What happens in a hearing

During a hearing, the court determines issues such as criminal responsibility and fitness for trial, and may remove mentally ill and intellectually disabled offenders from the criminal justice system into the mental health system.

The court will conduct an inquiry into the relationship between the defendant’s mental illness and the alleged offences to determine criminal responsibility.

This is not a trial.

What the court considers

The court may consider:

  • oral evidence from expert witnesses
  • the brief of evidence including a criminal history (provided by police or the Office of the Director of Public Prosecutions)
  • all medical reports relating to the matters to be decided in the court
  • written submissions from the parties
  • relevant material submitted by victims or concerned persons that is not part of the brief of evidence.

What the court decides

The Mental Health Court answers the following questions:

  • Was the alleged offender ‘of unsound mind’ at the time of the offence?
  • Is the alleged offender ‘unfit for trial’?
  • Is the unfitness for trial temporary or permanent?
  • If the charge is murder, was the alleged offender suffering from ‘diminished responsibility’ at the time of the offence?

The court ultimately decides whether the defendant is:

  • of unsound mind
  • of diminished responsibility (if the charge is murder)
  • temporarily or permanently unfit for trial.

Read more about court decisions and the definitions of these terms.

Attending hearings

Most hearings in the Mental Health Court are open to the public. However:

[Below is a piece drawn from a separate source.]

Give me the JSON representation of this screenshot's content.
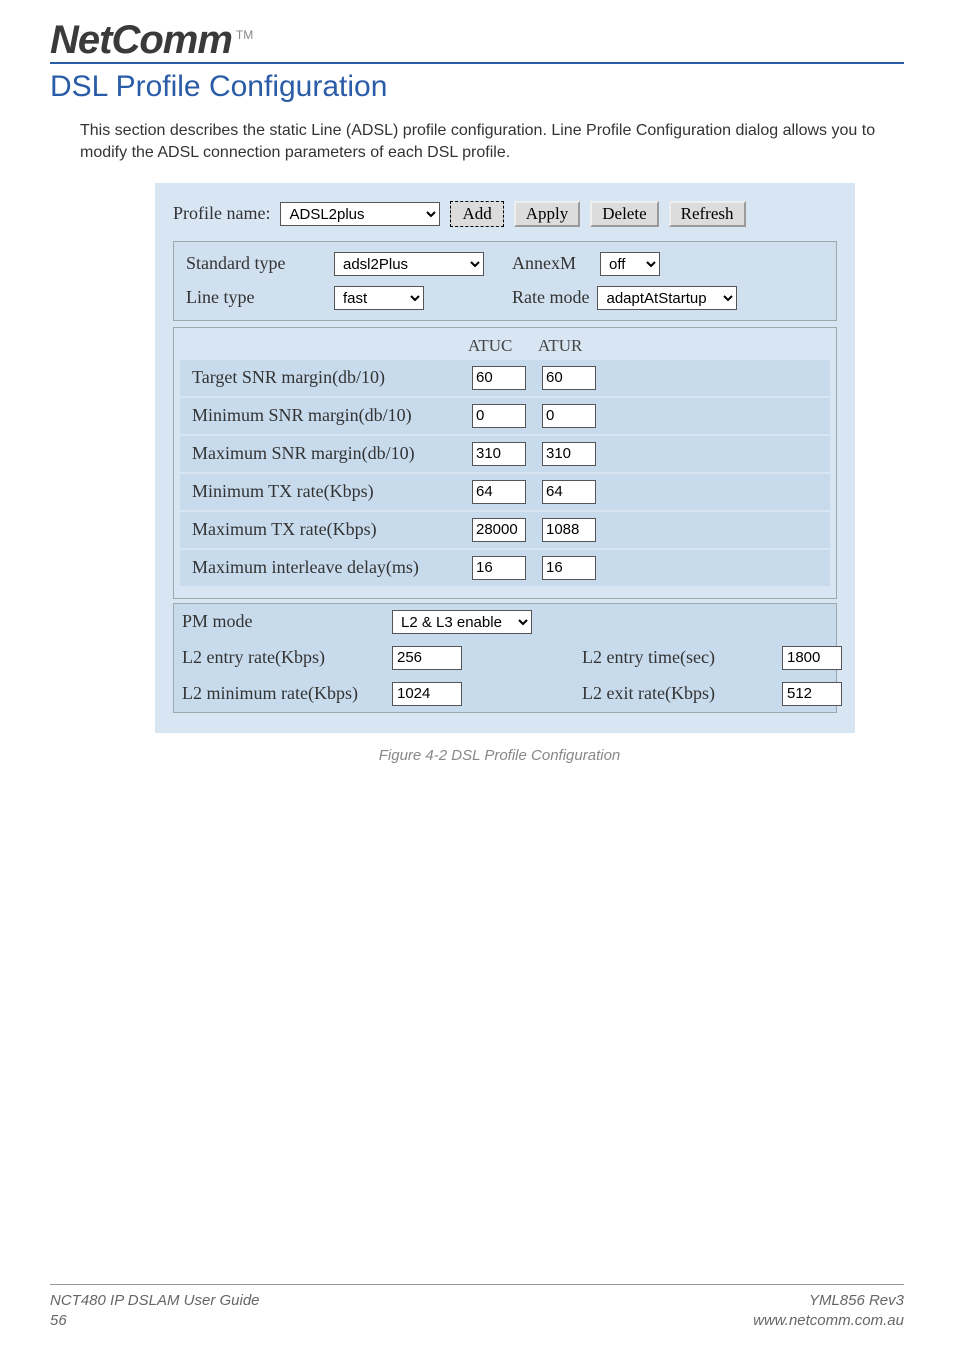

  • the court may order a hearing, or parts of it, to be closed to the public in the interests of justice
  • hearings involving young people (under the age of 17) are not open to the public
  • the appeal of a decision made by the Mental Health Review Tribunal is not open to the public unless the court makes an order allowing others to be present.

Publishing proceedings

You must not publish a report of the tribunal’s proceeding, or an appeal against the decision of the tribunal, unless you get permission from the tribunal or Mental Health Court.

The court will grant permission if publication is in the public interest, and the report doesn’t identify the patient, witnesses or anyone else involved in the proceedings.

For a reference in the Mental Health Court or Court of Appeal, you must not publish a report of a proceeding, or a decision on a proceeding, unless certain time periods have elapsed.

For example, if the decision:

  • results in the defendant being brought to trial, you can only publish the decision at the end of the criminal trial
  • does not result in the defendant being brought to trial, and there is no appeal, you can only publish the decision 28 days after it is made
  • is appealed to the Court of Appeal, further restrictions on publication apply, depending whether the Court of Appeal decides the defendant should be brought to trial.

You must not publish any information that might identify a person under 17 years who has been a party to any proceeding in the tribunal, Mental Health Court or Court of Appeal.

See ss. 523–530 of the Mental Health Court Act 2000 (Qld) for more information on confidentiality requirements.

You can be fined or imprisoned for up to two years if you publish a report or decision in breach of the legislation.

Being notified of hearing dates and decisions

If you’re a victim of violent crime, the victim liaison officers in the Office of the Director of Public Prosecutions (ODPP) keeps you informed about important hearing dates and decisions.

If you would like to be kept informed, give the ODPP your current contact details.